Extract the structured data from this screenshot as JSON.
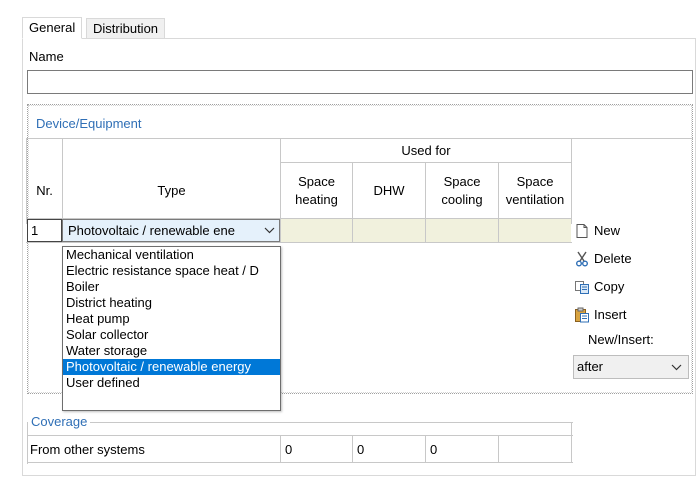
{
  "tabs": [
    {
      "label": "General"
    },
    {
      "label": "Distribution"
    }
  ],
  "name_label": "Name",
  "name_value": "",
  "device_group": {
    "title": "Device/Equipment",
    "headers": {
      "nr": "Nr.",
      "type": "Type",
      "used_for": "Used for",
      "space_heating": "Space heating",
      "dhw": "DHW",
      "space_cooling": "Space cooling",
      "space_ventilation": "Space ventilation"
    },
    "rows": [
      {
        "nr": "1",
        "type": "Photovoltaic / renewable ene"
      }
    ],
    "dropdown_options": [
      "Mechanical ventilation",
      "Electric resistance space heat / D",
      "Boiler",
      "District heating",
      "Heat pump",
      "Solar collector",
      "Water storage",
      "Photovoltaic / renewable energy",
      "User defined"
    ],
    "selected_option_index": 7
  },
  "side_actions": {
    "new": "New",
    "delete": "Delete",
    "copy": "Copy",
    "insert": "Insert",
    "new_insert_label": "New/Insert:",
    "new_insert_value": "after"
  },
  "coverage_group": {
    "title": "Coverage",
    "row_label": "From other systems",
    "values": [
      "0",
      "0",
      "0"
    ]
  },
  "colors": {
    "accent_blue": "#2f6fb6",
    "selection": "#0078d7",
    "cell_fill": "#f1f1dd"
  }
}
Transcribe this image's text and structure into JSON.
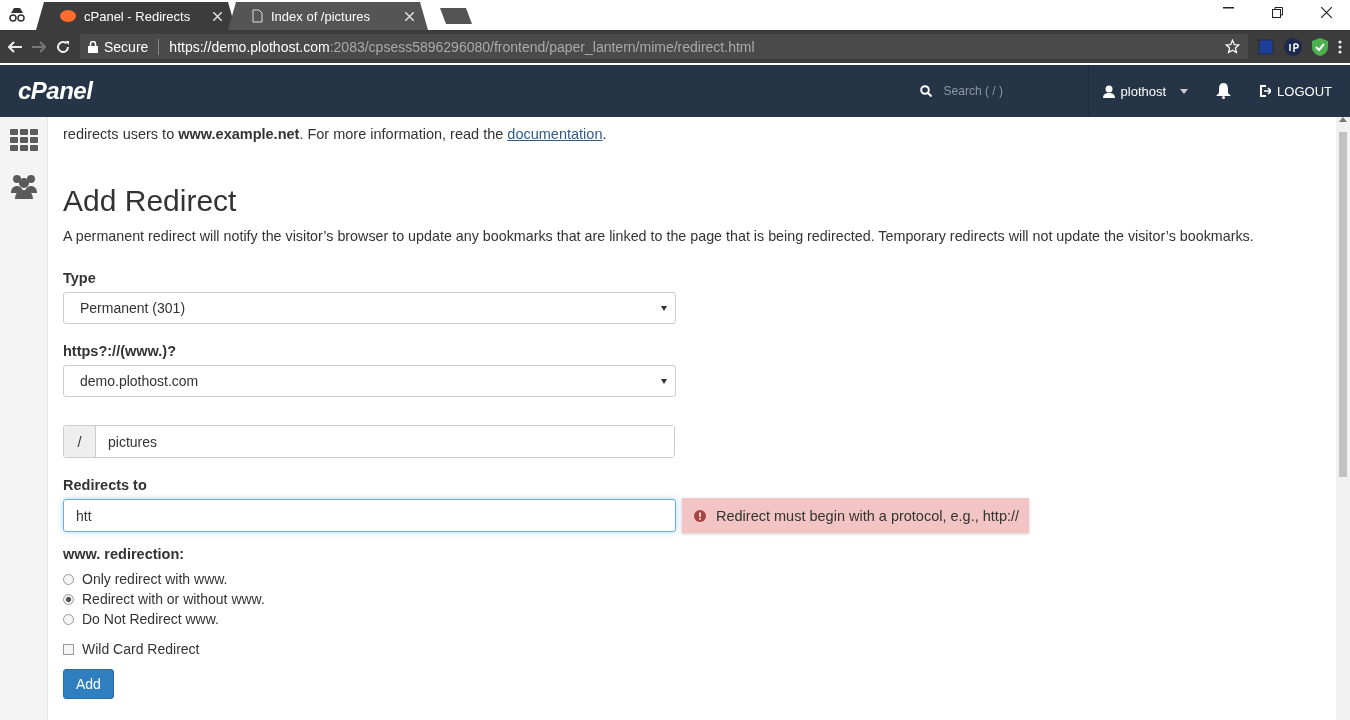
{
  "browser": {
    "tabs": [
      {
        "title": "cPanel - Redirects",
        "selected": true
      },
      {
        "title": "Index of /pictures",
        "selected": false
      }
    ],
    "secure_label": "Secure",
    "url_host": "https://demo.plothost.com",
    "url_path": ":2083/cpsess5896296080/frontend/paper_lantern/mime/redirect.html"
  },
  "header": {
    "logo": "cPanel",
    "search": {
      "placeholder": "Search ( / )"
    },
    "user": "plothost",
    "logout": "LOGOUT"
  },
  "intro": {
    "text": "redirects users to **www.example.net**. For more information, read the",
    "link": "documentation",
    "end": "."
  },
  "title": "Add Redirect",
  "description": "A permanent redirect will notify the visitor’s browser to update any bookmarks that are linked to the page that is being redirected. Temporary redirects will not update the visitor’s bookmarks.",
  "type": {
    "label": "Type",
    "value": "Permanent (301)"
  },
  "protocol": {
    "label": "https?://(www.)?",
    "value": "demo.plothost.com"
  },
  "path": {
    "prefix": "/",
    "value": "pictures"
  },
  "redirects_to": {
    "label": "Redirects to",
    "value": "htt",
    "error": "Redirect must begin with a protocol, e.g., http://"
  },
  "www_redirection": {
    "label": "www. redirection:",
    "options": [
      {
        "label": "Only redirect with www.",
        "selected": false
      },
      {
        "label": "Redirect with or without www.",
        "selected": true
      },
      {
        "label": "Do Not Redirect www.",
        "selected": false
      }
    ]
  },
  "wildcard": {
    "label": "Wild Card Redirect",
    "checked": false
  },
  "submit": "Add"
}
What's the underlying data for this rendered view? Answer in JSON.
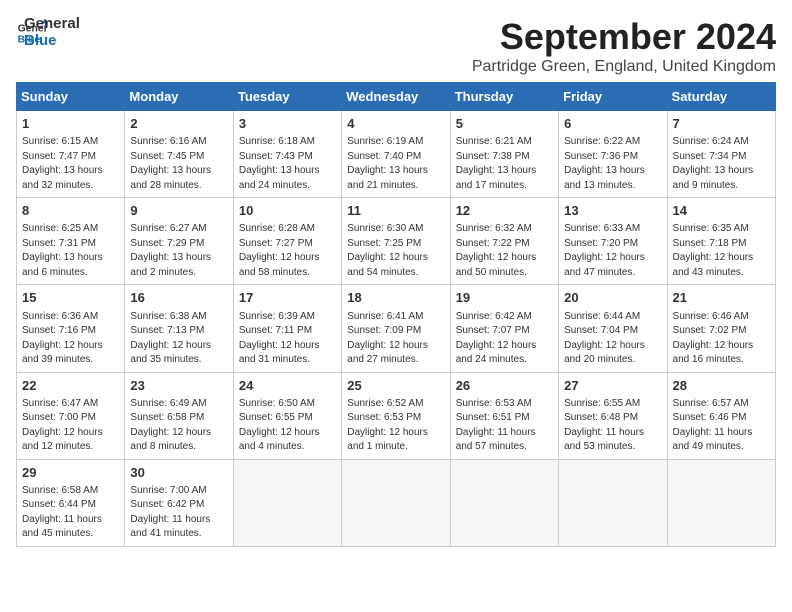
{
  "logo": {
    "line1": "General",
    "line2": "Blue"
  },
  "title": "September 2024",
  "subtitle": "Partridge Green, England, United Kingdom",
  "weekdays": [
    "Sunday",
    "Monday",
    "Tuesday",
    "Wednesday",
    "Thursday",
    "Friday",
    "Saturday"
  ],
  "weeks": [
    [
      {
        "day": "1",
        "info": "Sunrise: 6:15 AM\nSunset: 7:47 PM\nDaylight: 13 hours\nand 32 minutes."
      },
      {
        "day": "2",
        "info": "Sunrise: 6:16 AM\nSunset: 7:45 PM\nDaylight: 13 hours\nand 28 minutes."
      },
      {
        "day": "3",
        "info": "Sunrise: 6:18 AM\nSunset: 7:43 PM\nDaylight: 13 hours\nand 24 minutes."
      },
      {
        "day": "4",
        "info": "Sunrise: 6:19 AM\nSunset: 7:40 PM\nDaylight: 13 hours\nand 21 minutes."
      },
      {
        "day": "5",
        "info": "Sunrise: 6:21 AM\nSunset: 7:38 PM\nDaylight: 13 hours\nand 17 minutes."
      },
      {
        "day": "6",
        "info": "Sunrise: 6:22 AM\nSunset: 7:36 PM\nDaylight: 13 hours\nand 13 minutes."
      },
      {
        "day": "7",
        "info": "Sunrise: 6:24 AM\nSunset: 7:34 PM\nDaylight: 13 hours\nand 9 minutes."
      }
    ],
    [
      {
        "day": "8",
        "info": "Sunrise: 6:25 AM\nSunset: 7:31 PM\nDaylight: 13 hours\nand 6 minutes."
      },
      {
        "day": "9",
        "info": "Sunrise: 6:27 AM\nSunset: 7:29 PM\nDaylight: 13 hours\nand 2 minutes."
      },
      {
        "day": "10",
        "info": "Sunrise: 6:28 AM\nSunset: 7:27 PM\nDaylight: 12 hours\nand 58 minutes."
      },
      {
        "day": "11",
        "info": "Sunrise: 6:30 AM\nSunset: 7:25 PM\nDaylight: 12 hours\nand 54 minutes."
      },
      {
        "day": "12",
        "info": "Sunrise: 6:32 AM\nSunset: 7:22 PM\nDaylight: 12 hours\nand 50 minutes."
      },
      {
        "day": "13",
        "info": "Sunrise: 6:33 AM\nSunset: 7:20 PM\nDaylight: 12 hours\nand 47 minutes."
      },
      {
        "day": "14",
        "info": "Sunrise: 6:35 AM\nSunset: 7:18 PM\nDaylight: 12 hours\nand 43 minutes."
      }
    ],
    [
      {
        "day": "15",
        "info": "Sunrise: 6:36 AM\nSunset: 7:16 PM\nDaylight: 12 hours\nand 39 minutes."
      },
      {
        "day": "16",
        "info": "Sunrise: 6:38 AM\nSunset: 7:13 PM\nDaylight: 12 hours\nand 35 minutes."
      },
      {
        "day": "17",
        "info": "Sunrise: 6:39 AM\nSunset: 7:11 PM\nDaylight: 12 hours\nand 31 minutes."
      },
      {
        "day": "18",
        "info": "Sunrise: 6:41 AM\nSunset: 7:09 PM\nDaylight: 12 hours\nand 27 minutes."
      },
      {
        "day": "19",
        "info": "Sunrise: 6:42 AM\nSunset: 7:07 PM\nDaylight: 12 hours\nand 24 minutes."
      },
      {
        "day": "20",
        "info": "Sunrise: 6:44 AM\nSunset: 7:04 PM\nDaylight: 12 hours\nand 20 minutes."
      },
      {
        "day": "21",
        "info": "Sunrise: 6:46 AM\nSunset: 7:02 PM\nDaylight: 12 hours\nand 16 minutes."
      }
    ],
    [
      {
        "day": "22",
        "info": "Sunrise: 6:47 AM\nSunset: 7:00 PM\nDaylight: 12 hours\nand 12 minutes."
      },
      {
        "day": "23",
        "info": "Sunrise: 6:49 AM\nSunset: 6:58 PM\nDaylight: 12 hours\nand 8 minutes."
      },
      {
        "day": "24",
        "info": "Sunrise: 6:50 AM\nSunset: 6:55 PM\nDaylight: 12 hours\nand 4 minutes."
      },
      {
        "day": "25",
        "info": "Sunrise: 6:52 AM\nSunset: 6:53 PM\nDaylight: 12 hours\nand 1 minute."
      },
      {
        "day": "26",
        "info": "Sunrise: 6:53 AM\nSunset: 6:51 PM\nDaylight: 11 hours\nand 57 minutes."
      },
      {
        "day": "27",
        "info": "Sunrise: 6:55 AM\nSunset: 6:48 PM\nDaylight: 11 hours\nand 53 minutes."
      },
      {
        "day": "28",
        "info": "Sunrise: 6:57 AM\nSunset: 6:46 PM\nDaylight: 11 hours\nand 49 minutes."
      }
    ],
    [
      {
        "day": "29",
        "info": "Sunrise: 6:58 AM\nSunset: 6:44 PM\nDaylight: 11 hours\nand 45 minutes."
      },
      {
        "day": "30",
        "info": "Sunrise: 7:00 AM\nSunset: 6:42 PM\nDaylight: 11 hours\nand 41 minutes."
      },
      {
        "day": "",
        "info": ""
      },
      {
        "day": "",
        "info": ""
      },
      {
        "day": "",
        "info": ""
      },
      {
        "day": "",
        "info": ""
      },
      {
        "day": "",
        "info": ""
      }
    ]
  ]
}
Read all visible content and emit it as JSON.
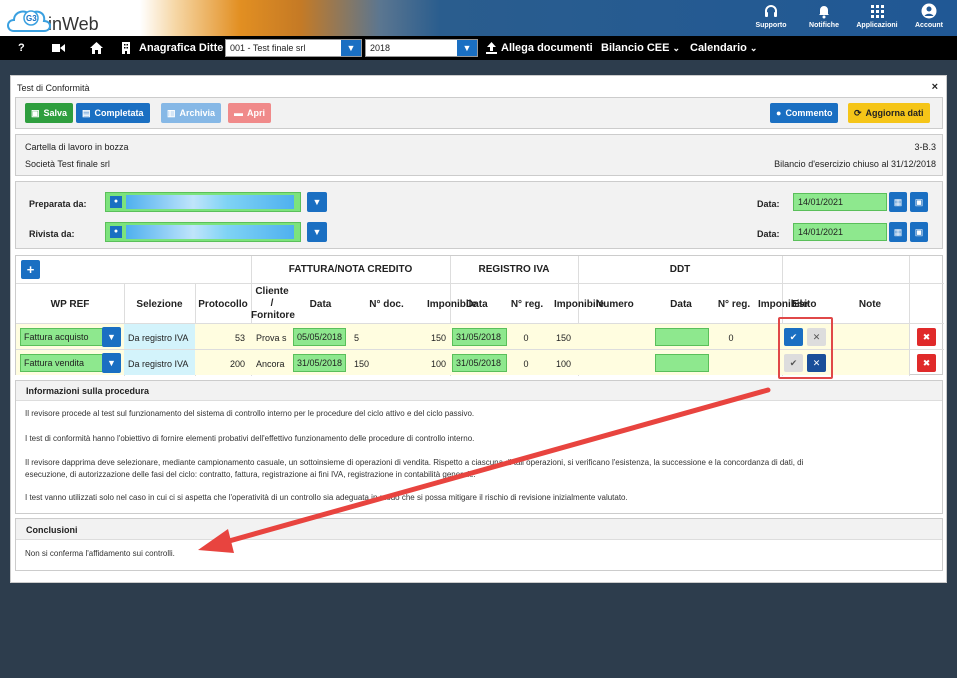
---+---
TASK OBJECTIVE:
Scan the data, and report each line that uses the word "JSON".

YOUR SOLUTION:
Extract the structured data from this screenshot as JSON.
Transcribe this image's text and structure into JSON.
What's the underlying data for this rendered view? Answer in JSON.
Read all visible content and emit it as JSON.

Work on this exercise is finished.